Having this understanding enables athletes to confidently measure their efforts and achieve their desired distances in their swimming or running activities. So next time you hit the pool or track, armed with this knowledge, you can set your goals, track your progress, and maximize your performance.

FAQ

How many laps equal a mile in a swimming pool?

The number of laps needed to cover a mile in a swimming pool depends on the length of the pool. In a standard 25-meter pool, it takes approximately 64 laps to swim a mile. In a 25-yard pool, it takes a little over 63 laps.

How many laps equal a mile on a track?

The number of laps needed to complete a mile on a track depends on the length of the track. For a standard 400-meter track, it takes four laps to cover a mile.

How do you convert laps to miles on a track?

To convert laps to miles on a track, you need to know the length of the track. If the track is 400 meters, each lap is equivalent to 0.25 miles. Multiply the number of laps by 0.25 to determine the distance in miles.

How do you measure track running distances accurately?

To measure track running distances accurately, you can count the number of laps needed to cover a specific distance, such as a mile or a half-mile. Additionally, it’s essential to know the length of the track and consider lane distances, which increase as you move away from the innermost lane.

What is the difference between a lap and the length of a track?

A lap refers to completing one full circuit of the track, while the length of a track can vary depending on the lane. Each lane has a standard width, and the distance covered in each length increases as you move away from the inner lane.

Why is the metric system dominant in track and field?

The metric system is widely used in track and field due to its ease of use, universality, and scientific accuracy. The metric system’s precision and widespread adoption allow for standardized measurements and comparisons in international competitions.

Why is it important to know track lane distances?

Knowing track lane distances is crucial for planning and selecting appropriate track distances for training or competition.

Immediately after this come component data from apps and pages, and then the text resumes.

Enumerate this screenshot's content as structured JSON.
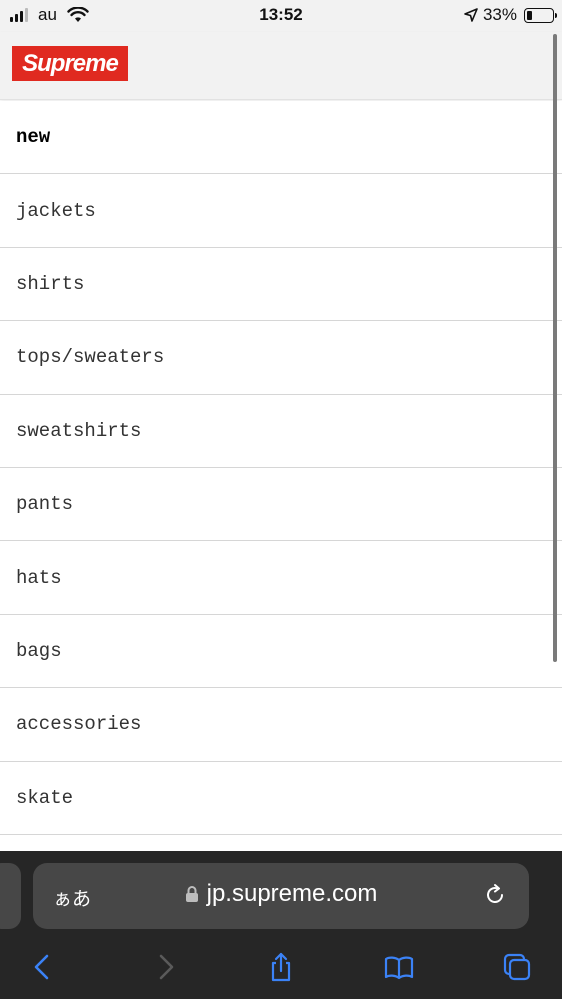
{
  "status_bar": {
    "carrier": "au",
    "time": "13:52",
    "battery": "33%",
    "battery_level": 0.33
  },
  "header": {
    "logo_text": "Supreme",
    "logo_color": "#e02a20"
  },
  "menu": {
    "items": [
      {
        "label": "new",
        "bold": true
      },
      {
        "label": "jackets"
      },
      {
        "label": "shirts"
      },
      {
        "label": "tops/sweaters"
      },
      {
        "label": "sweatshirts"
      },
      {
        "label": "pants"
      },
      {
        "label": "hats"
      },
      {
        "label": "bags"
      },
      {
        "label": "accessories"
      },
      {
        "label": "skate"
      }
    ]
  },
  "browser": {
    "text_size_label": "ぁあ",
    "url": "jp.supreme.com",
    "accent_color": "#3b82f6",
    "icons": [
      "back-icon",
      "forward-icon",
      "share-icon",
      "bookmarks-icon",
      "tabs-icon",
      "lock-icon",
      "reload-icon"
    ]
  }
}
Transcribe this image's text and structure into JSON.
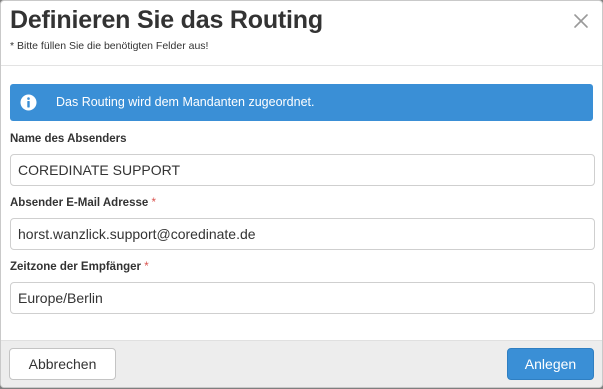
{
  "dialog": {
    "title": "Definieren Sie das Routing",
    "subtitle": "* Bitte füllen Sie die benötigten Felder aus!",
    "close_icon": "close-icon"
  },
  "info": {
    "icon": "info-icon",
    "text": "Das Routing wird dem Mandanten zugeordnet.",
    "color": "#3a8fd6"
  },
  "fields": {
    "sender_name": {
      "label": "Name des Absenders",
      "required": false,
      "value": "COREDINATE SUPPORT"
    },
    "sender_email": {
      "label": "Absender E-Mail Adresse",
      "required_mark": "*",
      "value": "horst.wanzlick.support@coredinate.de"
    },
    "timezone": {
      "label": "Zeitzone der Empfänger",
      "required_mark": "*",
      "value": "Europe/Berlin"
    }
  },
  "footer": {
    "cancel_label": "Abbrechen",
    "submit_label": "Anlegen",
    "primary_color": "#3a8fd6"
  }
}
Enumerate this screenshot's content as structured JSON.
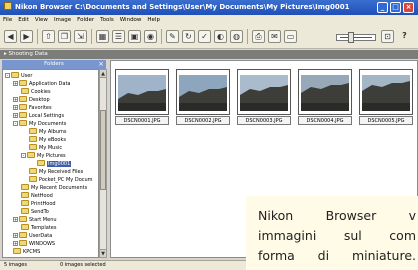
{
  "window": {
    "title": "Nikon Browser C:\\Documents and Settings\\User\\My Documents\\My Pictures\\Img0001",
    "controls": [
      "minimize",
      "maximize",
      "close"
    ]
  },
  "menu": [
    "File",
    "Edit",
    "View",
    "Image",
    "Folder",
    "Tools",
    "Window",
    "Help"
  ],
  "toolbar": {
    "icons": [
      "back-icon",
      "forward-icon",
      "folder-up-icon",
      "copy-icon",
      "export-icon",
      "view-thumbnail-icon",
      "view-list-icon",
      "view-preview-icon",
      "camera-icon",
      "edit-icon",
      "rotate-icon",
      "check-icon",
      "filter-icon",
      "globe-icon",
      "print-icon",
      "email-icon",
      "slideshow-icon"
    ],
    "zoom_level": 0.35,
    "help_label": "?"
  },
  "shooting_data_label": "Shooting Data",
  "folders": {
    "header": "Folders",
    "items": [
      {
        "label": "User",
        "expander": "-",
        "selected": false
      },
      {
        "label": "Application Data",
        "expander": "+",
        "selected": false
      },
      {
        "label": "Cookies",
        "expander": "",
        "selected": false
      },
      {
        "label": "Desktop",
        "expander": "+",
        "selected": false
      },
      {
        "label": "Favorites",
        "expander": "+",
        "selected": false
      },
      {
        "label": "Local Settings",
        "expander": "+",
        "selected": false
      },
      {
        "label": "My Documents",
        "expander": "-",
        "selected": false
      },
      {
        "label": "My Albums",
        "expander": "",
        "selected": false
      },
      {
        "label": "My eBooks",
        "expander": "",
        "selected": false
      },
      {
        "label": "My Music",
        "expander": "",
        "selected": false
      },
      {
        "label": "My Pictures",
        "expander": "-",
        "selected": false
      },
      {
        "label": "Img0001",
        "expander": "",
        "selected": true
      },
      {
        "label": "My Received Files",
        "expander": "",
        "selected": false
      },
      {
        "label": "Pocket_PC My Docum",
        "expander": "",
        "selected": false
      },
      {
        "label": "My Recent Documents",
        "expander": "",
        "selected": false
      },
      {
        "label": "NetHood",
        "expander": "",
        "selected": false
      },
      {
        "label": "PrintHood",
        "expander": "",
        "selected": false
      },
      {
        "label": "SendTo",
        "expander": "",
        "selected": false
      },
      {
        "label": "Start Menu",
        "expander": "+",
        "selected": false
      },
      {
        "label": "Templates",
        "expander": "",
        "selected": false
      },
      {
        "label": "UserData",
        "expander": "+",
        "selected": false
      },
      {
        "label": "WINDOWS",
        "expander": "+",
        "selected": false
      },
      {
        "label": "KPCMS",
        "expander": "",
        "selected": false
      }
    ]
  },
  "thumbnails": [
    {
      "filename": "DSCN0001.JPG"
    },
    {
      "filename": "DSCN0002.JPG"
    },
    {
      "filename": "DSCN0003.JPG"
    },
    {
      "filename": "DSCN0004.JPG"
    },
    {
      "filename": "DSCN0005.JPG"
    }
  ],
  "status": {
    "count": "5 images",
    "selected": "0 images selected"
  },
  "note": {
    "line1": "Nikon Browser v",
    "line2": "immagini sul com",
    "line3": "forma di miniature."
  }
}
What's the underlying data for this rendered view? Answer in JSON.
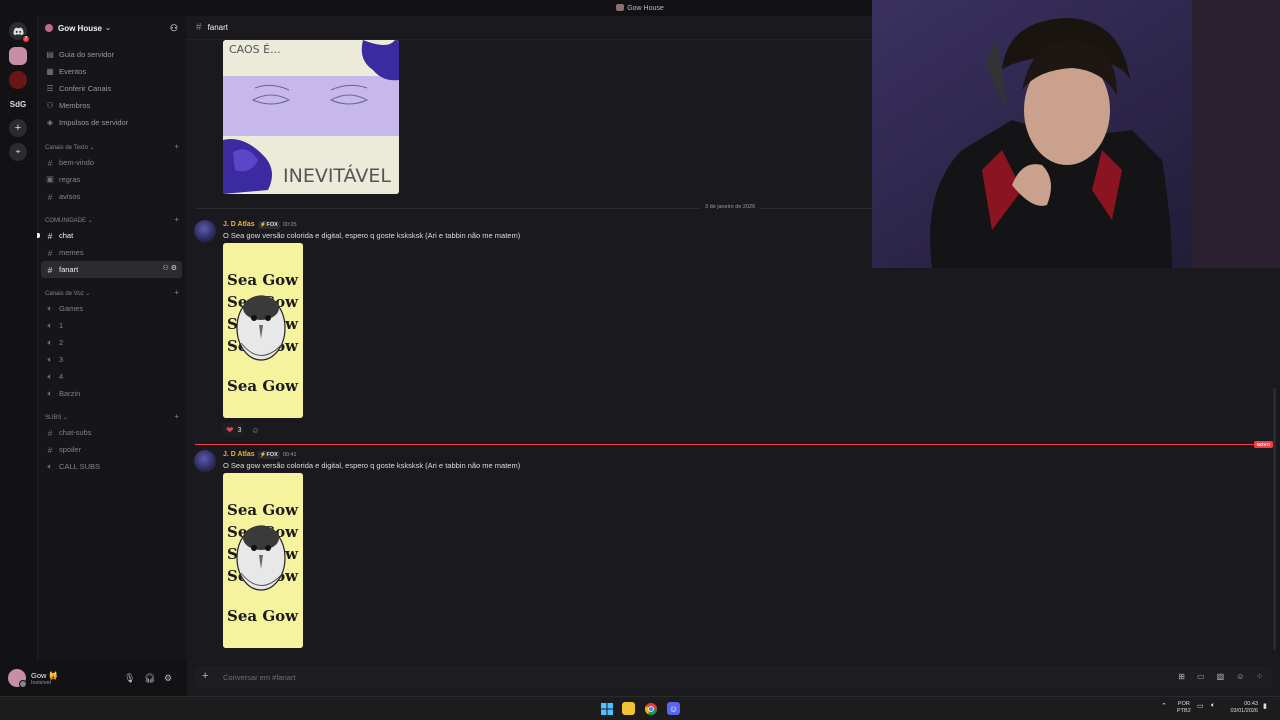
{
  "window": {
    "title": "Gow House"
  },
  "rail": {
    "home_badge": "7",
    "server_label": "SdG",
    "add_label": "+",
    "discover_label": "⌖"
  },
  "server": {
    "name": "Gow House"
  },
  "nav": [
    {
      "label": "Guia do servidor",
      "icon": "guide-icon"
    },
    {
      "label": "Eventos",
      "icon": "calendar-icon"
    },
    {
      "label": "Conferir Canais",
      "icon": "browse-channels-icon"
    },
    {
      "label": "Membros",
      "icon": "members-icon"
    },
    {
      "label": "Impulsos de servidor",
      "icon": "boost-icon"
    }
  ],
  "categories": {
    "text": {
      "label": "Canais de Texto",
      "channels": [
        "bem-vindo",
        "regras",
        "avisos"
      ]
    },
    "community": {
      "label": "COMUNIDADE",
      "channels": [
        "chat",
        "memes",
        "fanart"
      ]
    },
    "voice": {
      "label": "Canais de Voz",
      "channels": [
        "Games",
        "1",
        "2",
        "3",
        "4",
        "Barzin"
      ]
    },
    "subs": {
      "label": "SUBS",
      "channels": [
        "chat-subs",
        "spoiler",
        "CALL SUBS"
      ]
    }
  },
  "user": {
    "name": "Gow",
    "emoji": "🙀",
    "status": "Invisível"
  },
  "channel": {
    "name": "fanart"
  },
  "image_caos": {
    "top_text": "CAOS É...",
    "bottom_text": "INEVITÁVEL"
  },
  "date_divider": "3 de janeiro de 2026",
  "messages": [
    {
      "author": "J. D Atlas",
      "tag": "FOX",
      "time": "00:25",
      "text": "O Sea gow versão colorida e digital, espero q goste ksksksk (Ari e tabbin não me matem)",
      "image_text": "Sea Gow",
      "reaction": {
        "emoji": "❤",
        "count": "3"
      }
    },
    {
      "author": "J. D Atlas",
      "tag": "FOX",
      "time": "00:41",
      "text": "O Sea gow versão colorida e digital, espero q goste ksksksk (Ari e tabbin não me matem)",
      "image_text": "Sea Gow"
    }
  ],
  "new_badge": "NOVO",
  "composer": {
    "placeholder": "Conversar em #fanart"
  },
  "taskbar": {
    "lang1": "POR",
    "lang2": "PTB2",
    "time": "00:43",
    "date": "03/01/2026"
  },
  "colors": {
    "accent": "#f0b232",
    "unread_line": "#f23f43",
    "background": "#1a1a1e"
  }
}
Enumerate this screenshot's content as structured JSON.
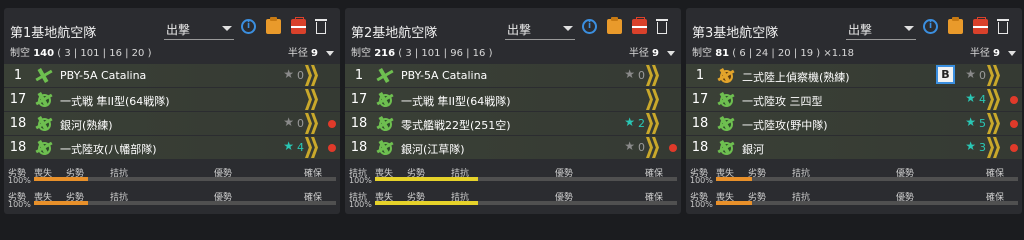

Different lanes have different distances due to the standard width of each lane, allowing athletes to choose distances that align with their fitness level and goals.